Susquehanna County, Pennsylvania facts for kids
|Susquehanna County, Pennsylvania|
Location in the state of Pennsylvania
Pennsylvania's location in the U.S.
|Founded||October 13, 1812|
|Largest borough||Forest City|
832 sq mi (2,155 km²)
823 sq mi (2,132 km²)
8.7 sq mi (23 km²), 1.0%
51/sq mi (20/km²)
|Time zone||Eastern: UTC-5/-4|
|Named for: Susquehanna River|
Susquehanna County is a county located in the U.S. state of Pennsylvania. As of the 2010 census, the population was 43,356. Its county seat is Montrose. The county was created on February 21, 1810, from part of Luzerne County and later organized in 1812. It is named for the Susquehanna River.
Settlement and conflict
The first settlers began to move into the area from Philadelphia and Connecticut in the mid 1700s. At the time, the area was part of Luzerne County. As more and more people from Connecticut moved in, there began to be some conflict. Under Connecticut's land grant, they owned everything from present day Connecticut to the Pacific Ocean. This meant their land grant overlapped with Pennsylvania's land grant. Soon fighting began. In the end, the Connecticut government was asked to surrender their claim on the area, which they did.
In 1810, Susquehanna County was formed out of Luzerne County and later in 1812, Montrose was made the county seat.
Susquehanna County was one of the main stops on the Underground Railroad. Although this is not completely backed up by fact, there are many pointers saying this is true. These pointers say Montrose was the main hub. Here slaves would take refuge in the homes of citizens.
Coal and early prosperity
After the Civil War, coal started to be mined. Following this, railways and roads were built into the county allowing for more people to come. At one point the county had nearly 50,000 people. Coal became, as with neighboring counties, the back bone of the economy. This boom in coal would allow for an age of prosperity in the county.
When the Great Depression hit, the coal industry suffered horribly. Within months the coal industry was struggling. During World War II the coal industry picked up again, but only for a short time. Soon after the economy in the county failed. Between the 1950s and 1990s many mines were closed, railways were torn apart, and the economy took a turn for the worse. Unemployment rose and population decline increased.
According to the U.S. Census Bureau, the county has a total area of 832 square miles (2,150 km2), of which 823 square miles (2,130 km2) is land and 8.7 square miles (23 km2) (1.0%) is water.
Susquehanna County is very mountainous, with large concentrations of mountains in the east and smaller, more hill-like mountains in the west.

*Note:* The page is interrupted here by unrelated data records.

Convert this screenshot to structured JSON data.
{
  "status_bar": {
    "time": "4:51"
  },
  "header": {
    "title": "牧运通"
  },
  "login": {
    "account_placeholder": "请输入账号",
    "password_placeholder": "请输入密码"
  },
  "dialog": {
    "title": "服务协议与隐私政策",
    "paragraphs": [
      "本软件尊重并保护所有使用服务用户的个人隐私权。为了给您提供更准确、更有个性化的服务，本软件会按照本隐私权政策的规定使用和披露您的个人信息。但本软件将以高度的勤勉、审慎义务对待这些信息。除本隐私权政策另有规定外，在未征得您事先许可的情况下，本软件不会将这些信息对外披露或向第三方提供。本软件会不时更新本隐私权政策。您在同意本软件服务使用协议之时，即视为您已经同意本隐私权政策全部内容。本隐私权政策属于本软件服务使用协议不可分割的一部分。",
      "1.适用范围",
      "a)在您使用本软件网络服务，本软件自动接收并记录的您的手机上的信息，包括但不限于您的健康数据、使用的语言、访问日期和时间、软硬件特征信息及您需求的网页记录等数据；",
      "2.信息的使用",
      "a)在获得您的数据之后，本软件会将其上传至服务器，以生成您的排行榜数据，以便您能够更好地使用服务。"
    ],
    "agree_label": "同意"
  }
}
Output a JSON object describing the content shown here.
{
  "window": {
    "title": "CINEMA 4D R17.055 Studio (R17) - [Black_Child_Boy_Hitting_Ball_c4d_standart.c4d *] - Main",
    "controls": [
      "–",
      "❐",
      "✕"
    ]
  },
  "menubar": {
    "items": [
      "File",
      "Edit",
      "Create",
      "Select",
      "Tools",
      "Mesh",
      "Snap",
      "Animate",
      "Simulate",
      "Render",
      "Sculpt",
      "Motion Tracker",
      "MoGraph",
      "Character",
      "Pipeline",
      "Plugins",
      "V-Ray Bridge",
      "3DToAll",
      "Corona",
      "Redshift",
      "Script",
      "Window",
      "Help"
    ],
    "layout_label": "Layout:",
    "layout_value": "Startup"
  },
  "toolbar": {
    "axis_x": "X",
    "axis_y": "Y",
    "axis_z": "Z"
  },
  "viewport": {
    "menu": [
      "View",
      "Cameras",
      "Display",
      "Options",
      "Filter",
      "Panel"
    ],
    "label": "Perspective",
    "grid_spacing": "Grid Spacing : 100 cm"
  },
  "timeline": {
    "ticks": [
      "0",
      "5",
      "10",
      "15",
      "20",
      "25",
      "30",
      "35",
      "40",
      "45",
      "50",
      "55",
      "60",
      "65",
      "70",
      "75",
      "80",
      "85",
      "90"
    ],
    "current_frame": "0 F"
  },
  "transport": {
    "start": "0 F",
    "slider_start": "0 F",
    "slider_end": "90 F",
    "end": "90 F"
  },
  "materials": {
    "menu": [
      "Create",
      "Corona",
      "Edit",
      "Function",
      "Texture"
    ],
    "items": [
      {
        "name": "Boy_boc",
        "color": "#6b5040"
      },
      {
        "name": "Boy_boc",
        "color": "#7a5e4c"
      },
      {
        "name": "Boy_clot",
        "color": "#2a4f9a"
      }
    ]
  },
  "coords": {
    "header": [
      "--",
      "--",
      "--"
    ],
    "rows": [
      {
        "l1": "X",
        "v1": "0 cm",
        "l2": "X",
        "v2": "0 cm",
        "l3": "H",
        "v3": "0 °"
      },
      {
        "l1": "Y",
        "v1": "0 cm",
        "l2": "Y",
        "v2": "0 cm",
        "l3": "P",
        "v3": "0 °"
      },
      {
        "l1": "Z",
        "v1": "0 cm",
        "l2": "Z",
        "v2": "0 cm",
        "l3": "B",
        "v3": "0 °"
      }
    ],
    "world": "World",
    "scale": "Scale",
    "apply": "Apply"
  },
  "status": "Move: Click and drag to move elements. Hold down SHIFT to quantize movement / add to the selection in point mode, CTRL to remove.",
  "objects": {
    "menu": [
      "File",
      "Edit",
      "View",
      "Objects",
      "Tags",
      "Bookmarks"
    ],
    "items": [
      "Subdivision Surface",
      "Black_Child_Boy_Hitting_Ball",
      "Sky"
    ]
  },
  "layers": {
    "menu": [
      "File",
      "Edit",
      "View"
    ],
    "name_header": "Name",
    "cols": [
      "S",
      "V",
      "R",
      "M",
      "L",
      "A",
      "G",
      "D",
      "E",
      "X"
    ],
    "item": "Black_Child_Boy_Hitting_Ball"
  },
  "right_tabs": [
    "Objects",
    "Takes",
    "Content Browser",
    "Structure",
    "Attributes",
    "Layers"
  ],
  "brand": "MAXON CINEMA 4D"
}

The highest mountain in the county is North Knob just west of Union Dale. Most people live in one of the several long and mostly narrow valleys. These valleys are good farming land.
- Broome County, New York (north)
- Wayne County (east)
- Lackawanna County (southeast)
- Wyoming County (southwest)
- Bradford County (west)
- Tioga County, New York (northwest)
|U.S. Decennial Census
As of the census of 2000, there were 42,238 people, 16,529 households, and 11,785 families residing in the county. The population density was 51 people per square mile (20/km²). There were 21,829 housing units at an average density of 26 per square mile (10/km²). The racial makeup of the county was 98.54% White, 0.30% Black or African American, 0.15% Native American, 0.22% Asian, 0.01% Pacific Islander, 0.17% from other races, and 0.60% from two or more races. 0.67% of the population were Hispanic or Latino of any race. 26% were of English, 16.1% were of German, 15.1% Irish, 8.6% Italian and 7.7% Polish ancestry according to the 2012 American Community Survey.
- US 11
- PA 29
- PA 92
- PA 171
Susquehanna County's last mainstream passenger train services ended in the late 1970s. Since then mainly freight trains have used the lines.
Although Susquehanna County boasts several airstrips, they are strictly recreational. The closest main airports are in Binghamton, New York and Scranton, Pennsylvania.
There is one Pennsylvania state park in Susquehanna County:
- Salt Springs State Park is 7 miles (11 km) north of Montrose, just off Pennsylvania Route 29.
Susquehanna County is located in the Endless Mountains of northeastern Pennsylvania. Susquehanna County is rural in nature. In 2010, it ranked 54th out of 67 Pennsylvania counties for population density per square mile at 52.7 people per square mile.
Under Pennsylvania law, there are four types of incorporated municipalities: cities, boroughs, townships, and, in at most two cases, towns. The following boroughs and townships are located in Susquehanna County:
The population ranking of boroughs in the following table is based on the 2010 census of Susquehanna County.
† county seat
Images for kids
|Rank||City/Town/etc.||Municipal type||Population (2010 Census)|
Susquehanna County, Pennsylvania Facts for Kids. Kiddle Encyclopedia.